At the Open Firmware user interface, go to the packages node in the device tree by typing
followed by a carriage return. The packages node is a
support node that can be used by device nodes. In our case
Using the correct Ethernet connection
Occasionally, sending Open Firmware commands over an Ethernet network can be slowed down by Internet traffic and unwanted broadcast messages. To avoid Internet traffic and allow a point to point connection between two 10BaseT Ethernet devices without using a hub, a crossover cable is recommended. Crossover cables can be either constructed or purchased.
A crossover cable reroutes the
transmit lines from one RJ45 Ethernet connector to
the receiving lines of another RJ45 Ethernet connect.
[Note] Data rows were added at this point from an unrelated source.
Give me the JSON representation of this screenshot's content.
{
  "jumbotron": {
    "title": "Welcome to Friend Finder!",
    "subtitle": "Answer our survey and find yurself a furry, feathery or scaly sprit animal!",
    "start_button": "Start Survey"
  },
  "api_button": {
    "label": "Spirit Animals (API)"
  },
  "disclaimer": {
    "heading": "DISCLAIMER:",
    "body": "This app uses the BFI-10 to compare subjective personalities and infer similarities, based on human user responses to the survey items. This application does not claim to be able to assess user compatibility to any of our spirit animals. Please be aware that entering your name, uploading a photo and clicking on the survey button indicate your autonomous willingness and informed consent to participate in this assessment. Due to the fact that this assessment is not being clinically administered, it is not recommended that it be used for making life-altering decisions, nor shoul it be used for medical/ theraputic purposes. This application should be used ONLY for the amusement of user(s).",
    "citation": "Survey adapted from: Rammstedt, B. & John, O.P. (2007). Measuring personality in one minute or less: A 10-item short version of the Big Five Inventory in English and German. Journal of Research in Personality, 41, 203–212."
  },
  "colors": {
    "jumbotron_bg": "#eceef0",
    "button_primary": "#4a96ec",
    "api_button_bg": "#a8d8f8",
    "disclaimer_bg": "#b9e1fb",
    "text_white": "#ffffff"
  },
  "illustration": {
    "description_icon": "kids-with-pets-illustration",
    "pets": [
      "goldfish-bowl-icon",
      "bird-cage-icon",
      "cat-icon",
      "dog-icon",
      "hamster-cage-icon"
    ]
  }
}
Information about constructing and connecting a crossover
cable between two Macintosh computers is summarized in the
Tech Info Library Article:
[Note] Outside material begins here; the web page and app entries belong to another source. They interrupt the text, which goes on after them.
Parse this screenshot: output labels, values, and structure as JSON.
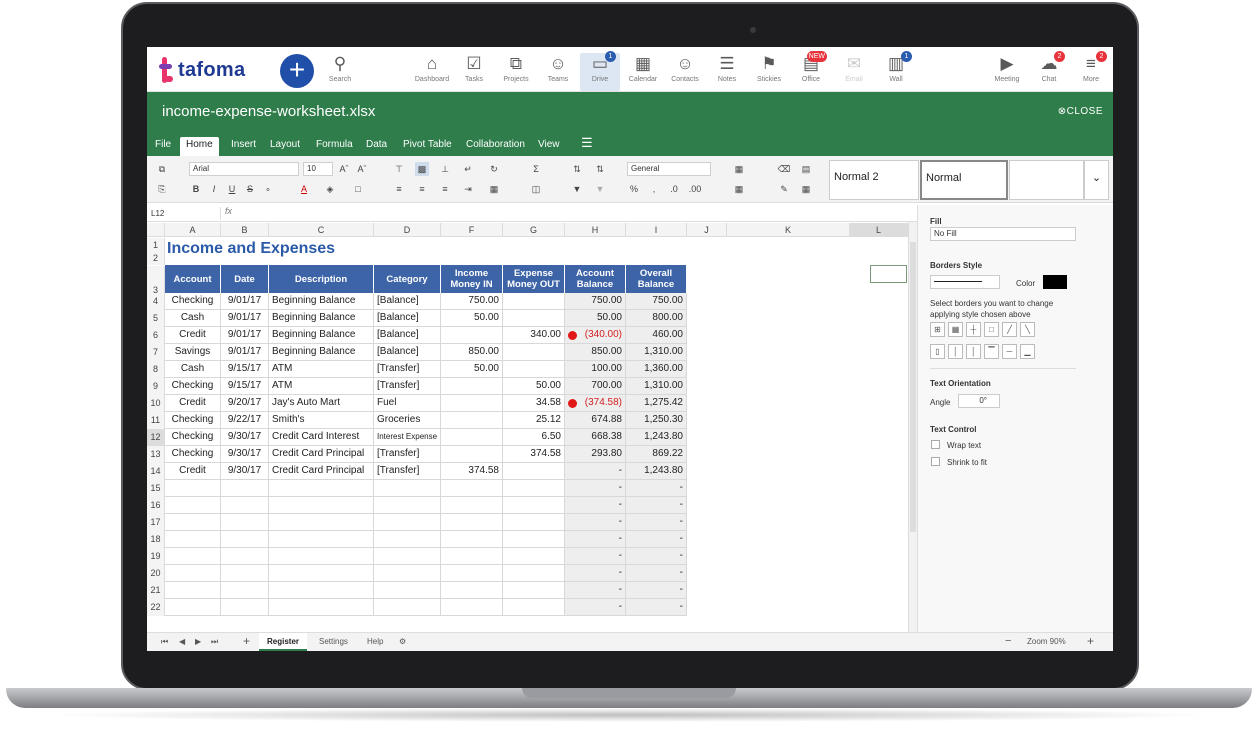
{
  "app": {
    "logo_text": "tafoma",
    "add_icon": "plus-icon"
  },
  "nav": {
    "search": "Search",
    "items": [
      {
        "label": "Dashboard",
        "icon": "home-icon"
      },
      {
        "label": "Tasks",
        "icon": "checkbox-icon"
      },
      {
        "label": "Projects",
        "icon": "projects-icon"
      },
      {
        "label": "Teams",
        "icon": "teams-icon"
      },
      {
        "label": "Drive",
        "icon": "folder-icon",
        "badge": "1"
      },
      {
        "label": "Calendar",
        "icon": "calendar-icon"
      },
      {
        "label": "Contacts",
        "icon": "contacts-icon"
      },
      {
        "label": "Notes",
        "icon": "notes-icon"
      },
      {
        "label": "Stickies",
        "icon": "bookmark-icon"
      },
      {
        "label": "Office",
        "icon": "office-icon",
        "badge": "NEW"
      },
      {
        "label": "Email",
        "icon": "mail-icon"
      },
      {
        "label": "Wall",
        "icon": "wall-icon",
        "badge": "1"
      },
      {
        "label": "Meeting",
        "icon": "video-icon"
      },
      {
        "label": "Chat",
        "icon": "chat-icon",
        "badge": "2"
      },
      {
        "label": "More",
        "icon": "menu-icon",
        "badge": "2"
      }
    ]
  },
  "file": {
    "name": "income-expense-worksheet.xlsx",
    "close": "CLOSE"
  },
  "menu": [
    "File",
    "Home",
    "Insert",
    "Layout",
    "Formula",
    "Data",
    "Pivot Table",
    "Collaboration",
    "View"
  ],
  "toolbar": {
    "font": "Arial",
    "size": "10",
    "number_format": "General",
    "style1": "Normal 2",
    "style2": "Normal"
  },
  "formula": {
    "cell_ref": "L12",
    "fx": "fx",
    "value": ""
  },
  "columns": [
    "A",
    "B",
    "C",
    "D",
    "F",
    "G",
    "H",
    "I",
    "J",
    "K",
    "L"
  ],
  "sheet_title": "Income and Expenses",
  "table_headers": [
    "Account",
    "Date",
    "Description",
    "Category",
    "Income Money IN",
    "Expense Money OUT",
    "Account Balance",
    "Overall Balance"
  ],
  "rows": [
    {
      "n": "4",
      "account": "Checking",
      "date": "9/01/17",
      "desc": "Beginning Balance",
      "cat": "[Balance]",
      "inc": "750.00",
      "exp": "",
      "bal": "750.00",
      "overall": "750.00"
    },
    {
      "n": "5",
      "account": "Cash",
      "date": "9/01/17",
      "desc": "Beginning Balance",
      "cat": "[Balance]",
      "inc": "50.00",
      "exp": "",
      "bal": "50.00",
      "overall": "800.00"
    },
    {
      "n": "6",
      "account": "Credit",
      "date": "9/01/17",
      "desc": "Beginning Balance",
      "cat": "[Balance]",
      "inc": "",
      "exp": "340.00",
      "bal": "(340.00)",
      "overall": "460.00",
      "neg": true
    },
    {
      "n": "7",
      "account": "Savings",
      "date": "9/01/17",
      "desc": "Beginning Balance",
      "cat": "[Balance]",
      "inc": "850.00",
      "exp": "",
      "bal": "850.00",
      "overall": "1,310.00"
    },
    {
      "n": "8",
      "account": "Cash",
      "date": "9/15/17",
      "desc": "ATM",
      "cat": "[Transfer]",
      "inc": "50.00",
      "exp": "",
      "bal": "100.00",
      "overall": "1,360.00"
    },
    {
      "n": "9",
      "account": "Checking",
      "date": "9/15/17",
      "desc": "ATM",
      "cat": "[Transfer]",
      "inc": "",
      "exp": "50.00",
      "bal": "700.00",
      "overall": "1,310.00"
    },
    {
      "n": "10",
      "account": "Credit",
      "date": "9/20/17",
      "desc": "Jay's Auto Mart",
      "cat": "Fuel",
      "inc": "",
      "exp": "34.58",
      "bal": "(374.58)",
      "overall": "1,275.42",
      "neg": true
    },
    {
      "n": "11",
      "account": "Checking",
      "date": "9/22/17",
      "desc": "Smith's",
      "cat": "Groceries",
      "inc": "",
      "exp": "25.12",
      "bal": "674.88",
      "overall": "1,250.30"
    },
    {
      "n": "12",
      "account": "Checking",
      "date": "9/30/17",
      "desc": "Credit Card Interest",
      "cat": "Interest Expense",
      "inc": "",
      "exp": "6.50",
      "bal": "668.38",
      "overall": "1,243.80",
      "small_cat": true
    },
    {
      "n": "13",
      "account": "Checking",
      "date": "9/30/17",
      "desc": "Credit Card Principal",
      "cat": "[Transfer]",
      "inc": "",
      "exp": "374.58",
      "bal": "293.80",
      "overall": "869.22"
    },
    {
      "n": "14",
      "account": "Credit",
      "date": "9/30/17",
      "desc": "Credit Card Principal",
      "cat": "[Transfer]",
      "inc": "374.58",
      "exp": "",
      "bal": "-",
      "overall": "1,243.80"
    }
  ],
  "empty_rows": [
    "15",
    "16",
    "17",
    "18",
    "19",
    "20",
    "21",
    "22"
  ],
  "empty_value": "-",
  "side": {
    "fill_label": "Fill",
    "fill_value": "No Fill",
    "borders_label": "Borders Style",
    "color_label": "Color",
    "border_color": "#000000",
    "borders_hint": "Select borders you want to change applying style chosen above",
    "orientation_label": "Text Orientation",
    "angle_label": "Angle",
    "angle_value": "0°",
    "control_label": "Text Control",
    "wrap": "Wrap text",
    "shrink": "Shrink to fit"
  },
  "sheets": [
    "Register",
    "Settings",
    "Help"
  ],
  "zoom": "Zoom 90%",
  "colors": {
    "accent": "#2e7d4a",
    "header": "#3e64a8",
    "negative": "#d42020"
  }
}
Crossover cables can be purchased at almost any outlet that sells or supplies computers or computer peripherals. The following web site is one of those sites.
Setting up your machines
You will need to connect the client and target machines to a functional Ethernet network using the appropriate cables. As discussed above, Internet traffic can complicate communications between the client and target machines and it is therefore recommended that you use a crossover cable between the two machines. The rest of this discussion assumes the use of the crossover cable.
Having obtained the items in the Gathering your tools section above, take the following steps to establish communications between the client and target machines:
Once the telnet client application has established communication with the target machine, the Open Firmware user interface is moved to the client machine running the telnet client application. This means you have scrolling, editing, and saving capabilities. Editing and debugging on the target machine can be continued on the client machine without losing information or data.
Debugging any code during the boot sequence can be difficult. This is due to system resources not being available while the sequence is in progress. This is especially true for any Forth code embedded in a peripheral device. The Open Firmware user interface in one machine mode can limit a developer's ability to save information and therefore, slow the debugging process.
Using telnet as a two machine mode connection is just one more tool that may be of help during the development cycle. It adds the ability to scroll, copy and paste, and save your session.